Santos told the Post during the Dec. 26 interview that he never graduated from college, retracting previous statements claiming that he received a degree in economics and finance from CUNY’s Baruch College in 2010.
When he ran for Congress in 2019, Santos claimed on his campaign website that he graduated from the prestigious Horace Mann School in the Bronx. Ed Adler, a spokesman for the school, said officials there “checked all the records and all the aliases. He (Santos) did not attend Horace Mann.”
Shortly after admitting he hadn't graduated from Baruch College, it emerged Santos had invented other details about his supposed time at the school. He claimed during an October 2020 radio interview that he had a volleyball scholarship to attend Baruch.
"You know, it's funny, I actually went to school on a volleyball scholarship," he said in the interview on WABC.
“[W]e went to play against Harvard, Yale, and we slayed them," he later added. "We were champions across the entire Northeast Corridor. Every school that came up against us, they were shaking at the time. And it’s funny, I was the smallest guy and I’m 6-foot-2."
He said he "sacrificed" his knees to play volleyball and had to have knee replacement surgery.
His work experience
On the campaign trail, Santos billed himself as a “seasoned Wall Street financier and investor” and claimed he worked at Goldman Sachs and Citigroup. But during the Post interview, the soon-to-be-lawmaker clarified that he “never worked directly” with either of the financial institutions.

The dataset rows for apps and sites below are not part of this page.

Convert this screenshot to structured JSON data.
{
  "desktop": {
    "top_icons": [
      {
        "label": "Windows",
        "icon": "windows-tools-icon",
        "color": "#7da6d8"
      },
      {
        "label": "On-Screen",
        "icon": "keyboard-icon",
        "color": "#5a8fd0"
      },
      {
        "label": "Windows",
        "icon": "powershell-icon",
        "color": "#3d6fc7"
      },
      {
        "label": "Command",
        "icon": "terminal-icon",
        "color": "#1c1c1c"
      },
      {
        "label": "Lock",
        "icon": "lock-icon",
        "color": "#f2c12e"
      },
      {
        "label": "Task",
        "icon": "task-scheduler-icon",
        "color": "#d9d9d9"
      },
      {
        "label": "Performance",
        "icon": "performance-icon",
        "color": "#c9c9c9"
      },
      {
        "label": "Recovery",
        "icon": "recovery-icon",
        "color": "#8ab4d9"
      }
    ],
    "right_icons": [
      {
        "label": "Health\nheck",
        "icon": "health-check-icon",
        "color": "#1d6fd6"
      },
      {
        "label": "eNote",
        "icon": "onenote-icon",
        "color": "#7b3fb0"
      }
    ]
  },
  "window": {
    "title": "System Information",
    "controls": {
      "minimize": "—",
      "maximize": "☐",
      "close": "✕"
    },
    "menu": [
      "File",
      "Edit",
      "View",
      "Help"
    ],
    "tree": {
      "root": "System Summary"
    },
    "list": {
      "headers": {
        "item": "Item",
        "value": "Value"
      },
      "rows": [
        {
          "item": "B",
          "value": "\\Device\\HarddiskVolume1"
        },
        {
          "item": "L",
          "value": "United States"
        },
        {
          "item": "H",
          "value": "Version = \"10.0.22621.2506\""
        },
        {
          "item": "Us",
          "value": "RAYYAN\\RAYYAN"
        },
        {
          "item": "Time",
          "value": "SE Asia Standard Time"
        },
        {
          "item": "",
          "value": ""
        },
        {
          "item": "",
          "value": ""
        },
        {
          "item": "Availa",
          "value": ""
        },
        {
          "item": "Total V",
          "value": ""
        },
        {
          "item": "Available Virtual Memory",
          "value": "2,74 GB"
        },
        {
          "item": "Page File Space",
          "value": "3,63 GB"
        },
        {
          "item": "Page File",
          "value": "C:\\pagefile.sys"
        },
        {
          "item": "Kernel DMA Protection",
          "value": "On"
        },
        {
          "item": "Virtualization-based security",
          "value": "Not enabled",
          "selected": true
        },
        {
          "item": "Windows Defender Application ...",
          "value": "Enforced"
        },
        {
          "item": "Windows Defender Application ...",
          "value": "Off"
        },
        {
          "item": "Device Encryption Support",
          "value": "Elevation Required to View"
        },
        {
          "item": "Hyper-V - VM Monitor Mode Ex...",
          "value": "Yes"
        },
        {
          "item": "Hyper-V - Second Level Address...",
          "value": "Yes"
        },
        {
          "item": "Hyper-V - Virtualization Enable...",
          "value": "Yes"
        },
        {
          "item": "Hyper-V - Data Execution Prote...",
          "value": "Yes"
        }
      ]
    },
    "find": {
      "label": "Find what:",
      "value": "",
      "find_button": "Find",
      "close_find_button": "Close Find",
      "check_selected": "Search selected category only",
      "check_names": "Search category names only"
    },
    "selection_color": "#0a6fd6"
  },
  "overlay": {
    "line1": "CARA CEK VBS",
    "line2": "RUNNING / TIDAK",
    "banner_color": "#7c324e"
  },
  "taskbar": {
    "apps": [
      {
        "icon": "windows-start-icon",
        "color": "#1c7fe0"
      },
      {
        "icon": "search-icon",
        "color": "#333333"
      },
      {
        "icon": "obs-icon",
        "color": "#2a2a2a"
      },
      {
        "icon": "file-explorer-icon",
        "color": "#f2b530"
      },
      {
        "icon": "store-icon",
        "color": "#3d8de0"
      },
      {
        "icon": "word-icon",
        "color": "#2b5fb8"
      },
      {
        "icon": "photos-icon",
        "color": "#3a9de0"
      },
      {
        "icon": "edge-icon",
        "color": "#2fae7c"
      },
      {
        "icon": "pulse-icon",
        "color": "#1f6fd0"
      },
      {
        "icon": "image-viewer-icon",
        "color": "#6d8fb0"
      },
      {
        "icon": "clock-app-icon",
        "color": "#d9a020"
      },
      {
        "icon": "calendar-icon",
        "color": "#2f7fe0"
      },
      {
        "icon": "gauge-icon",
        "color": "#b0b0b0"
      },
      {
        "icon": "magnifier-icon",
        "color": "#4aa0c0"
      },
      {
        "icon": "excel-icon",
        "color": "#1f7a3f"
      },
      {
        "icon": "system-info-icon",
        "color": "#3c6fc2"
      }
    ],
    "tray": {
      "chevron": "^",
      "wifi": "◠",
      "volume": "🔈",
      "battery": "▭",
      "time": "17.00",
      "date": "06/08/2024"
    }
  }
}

Around the same time, Santos claimed that he was working his way through the financial sector, a Times investigation showed that he was a customer service agent at a Dish Network call center in Queens.

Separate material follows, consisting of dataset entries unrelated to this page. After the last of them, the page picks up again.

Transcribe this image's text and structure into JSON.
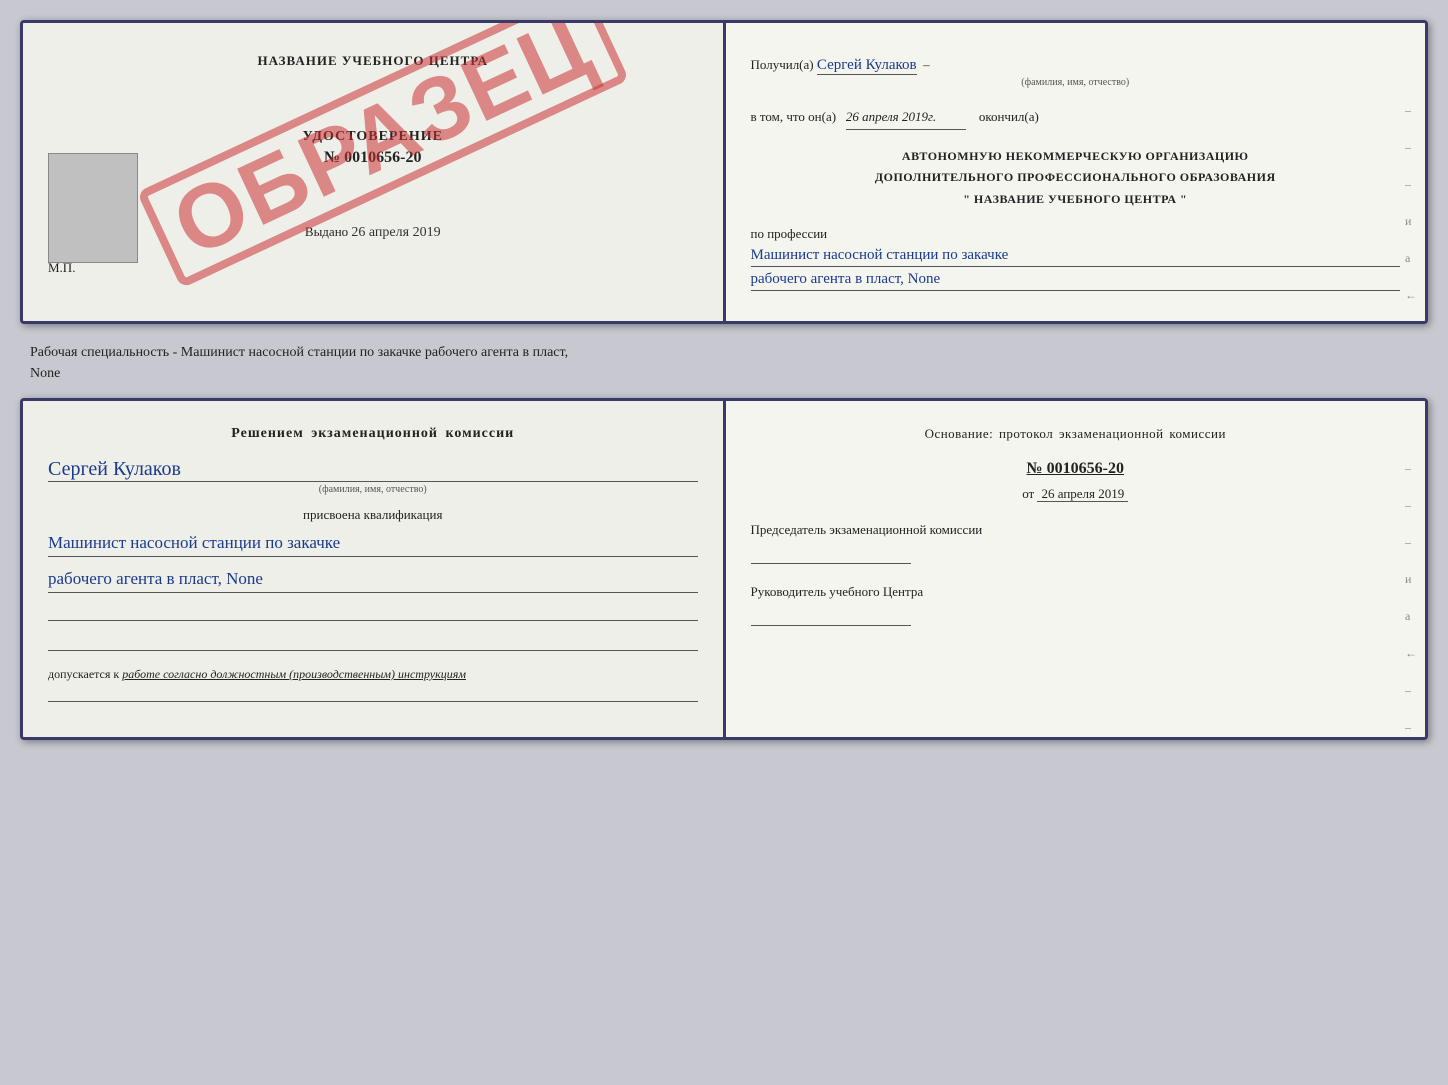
{
  "top_doc": {
    "left": {
      "header": "НАЗВАНИЕ УЧЕБНОГО ЦЕНТРА",
      "stamp": "ОБРАЗЕЦ",
      "udostoverenie_title": "УДОСТОВЕРЕНИЕ",
      "udostoverenie_number": "№ 0010656-20",
      "vydano_label": "Выдано",
      "vydano_date": "26 апреля 2019",
      "mp_label": "М.П."
    },
    "right": {
      "poluchil_label": "Получил(a)",
      "poluchil_name": "Сергей Кулаков",
      "familiya_label": "(фамилия, имя, отчество)",
      "vtom_label": "в том, что он(a)",
      "vtom_date": "26 апреля 2019г.",
      "okonchil_label": "окончил(а)",
      "org_line1": "АВТОНОМНУЮ НЕКОММЕРЧЕСКУЮ ОРГАНИЗАЦИЮ",
      "org_line2": "ДОПОЛНИТЕЛЬНОГО ПРОФЕССИОНАЛЬНОГО ОБРАЗОВАНИЯ",
      "org_line3": "\"  НАЗВАНИЕ УЧЕБНОГО ЦЕНТРА  \"",
      "po_professii_label": "по профессии",
      "profession_line1": "Машинист насосной станции по закачке",
      "profession_line2": "рабочего агента в пласт, None",
      "dashes": [
        "-",
        "-",
        "-",
        "и",
        "а",
        "←",
        "-",
        "-",
        "-"
      ]
    }
  },
  "separator": {
    "text": "Рабочая специальность - Машинист насосной станции по закачке рабочего агента в пласт,",
    "text2": "None"
  },
  "bottom_doc": {
    "left": {
      "resheniem_label": "Решением  экзаменационной  комиссии",
      "name": "Сергей Кулаков",
      "familiya_label": "(фамилия, имя, отчество)",
      "prisvoena_label": "присвоена квалификация",
      "qualification_line1": "Машинист насосной станции по закачке",
      "qualification_line2": "рабочего агента в пласт, None",
      "dopuskaetsya_label": "допускается к",
      "dopuskaetsya_text": "работе согласно должностным (производственным) инструкциям"
    },
    "right": {
      "osnovaniye_label": "Основание:  протокол  экзаменационной  комиссии",
      "protocol_number": "№  0010656-20",
      "ot_label": "от",
      "ot_date": "26 апреля 2019",
      "predsedatel_label": "Председатель экзаменационной комиссии",
      "rukovoditel_label": "Руководитель учебного Центра",
      "dashes": [
        "-",
        "-",
        "-",
        "и",
        "а",
        "←",
        "-",
        "-",
        "-",
        "-"
      ]
    }
  }
}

His real estate portfolio
Santos tweeted in February 2021 that he owned 13 rental properties where tenants had not paid rent for a year. “We worked hard to acquire these assets. Now it almost feels like we are being punished,” he wrote. But in the Post interview, he admitted he does not own any real estate and lives at his sister Tiffany’s home in Huntington.
Santos’ tweet railing against his fictitious tenants came four years after he was evicted for at least the third time in Queens, according to housing records surfaced by The New York Times.

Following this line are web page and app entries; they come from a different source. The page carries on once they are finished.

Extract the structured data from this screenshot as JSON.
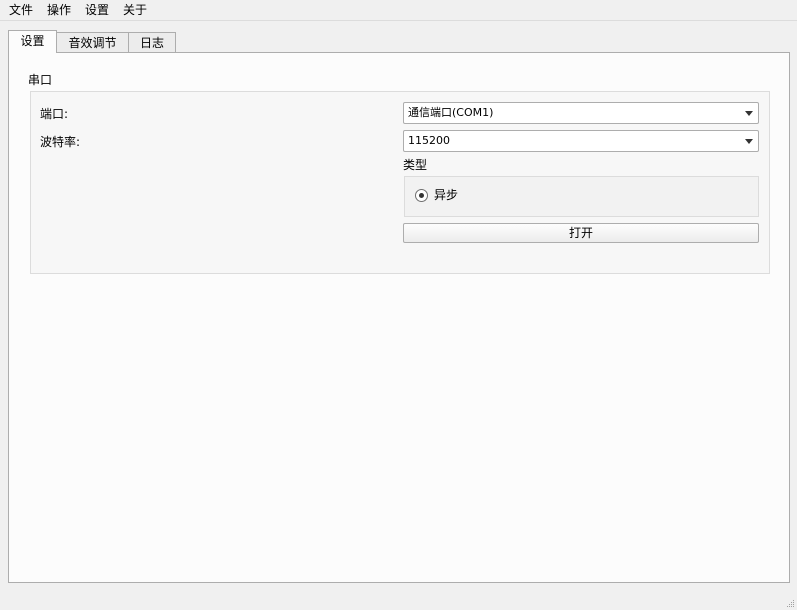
{
  "menubar": {
    "items": [
      {
        "label": "文件"
      },
      {
        "label": "操作"
      },
      {
        "label": "设置"
      },
      {
        "label": "关于"
      }
    ]
  },
  "tabs": [
    {
      "label": "设置",
      "active": true
    },
    {
      "label": "音效调节",
      "active": false
    },
    {
      "label": "日志",
      "active": false
    }
  ],
  "serial_group": {
    "title": "串口",
    "port_label": "端口:",
    "port_value": "通信端口(COM1)",
    "baud_label": "波特率:",
    "baud_value": "115200",
    "type_label": "类型",
    "type_option": "异步",
    "type_selected": true,
    "open_button": "打开"
  }
}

In court eviction records, he claimed to have been mugged in 2016 on his way to pay $2,250 in back rent on his Queens apartment. The NYPD says it has no record of the attack.
During a March 2020 interview, Santos claimed he had a brain tumor. He said while his condition resulted in a weakened immune system, he was still capable of fighting a COVID-19 infection. He claimed the pandemic — which officially began the month he was interviewed — had been exaggerated.
“I am just shocked that the proportion that this has been blown up because I am the perfect candidate to be, you know, R.I.P., and it just didn’t happen,” Santos said at the time.
Santos did not respond to claims verifying he had a tumor.
Pulse nightclub shooting
During an interview on "The Brian Lehrer Show" shortly after he won the November general election, Santos claimed that four of his employees had died during the 2016 mass shooting at Pulse, a gay nightclub in Orlando, Florida. The incident — in which a single gunman killed 49 people and injured dozens — is considered one of the deadliest mass shootings in U.S. history.
“My company, at the time, we lost four employees that work, that were at Pulse nightclub,” Santos told Lehrer. “This is a deja vu moment for me, not something that is really good even going over because it just brings back such tragic memories.”
However, The New York Times investigated this claim in its first investigative story into Santos last month. The Times story stated that “a review of news coverage and obituaries found that none of the 49 victims appear to have worked at the various firms named in his biography.”
This is an ongoing story that will be updated.
Jessica Gould contributed reporting to this story.
Correction: A previous version of this story misspelled Adler's last name.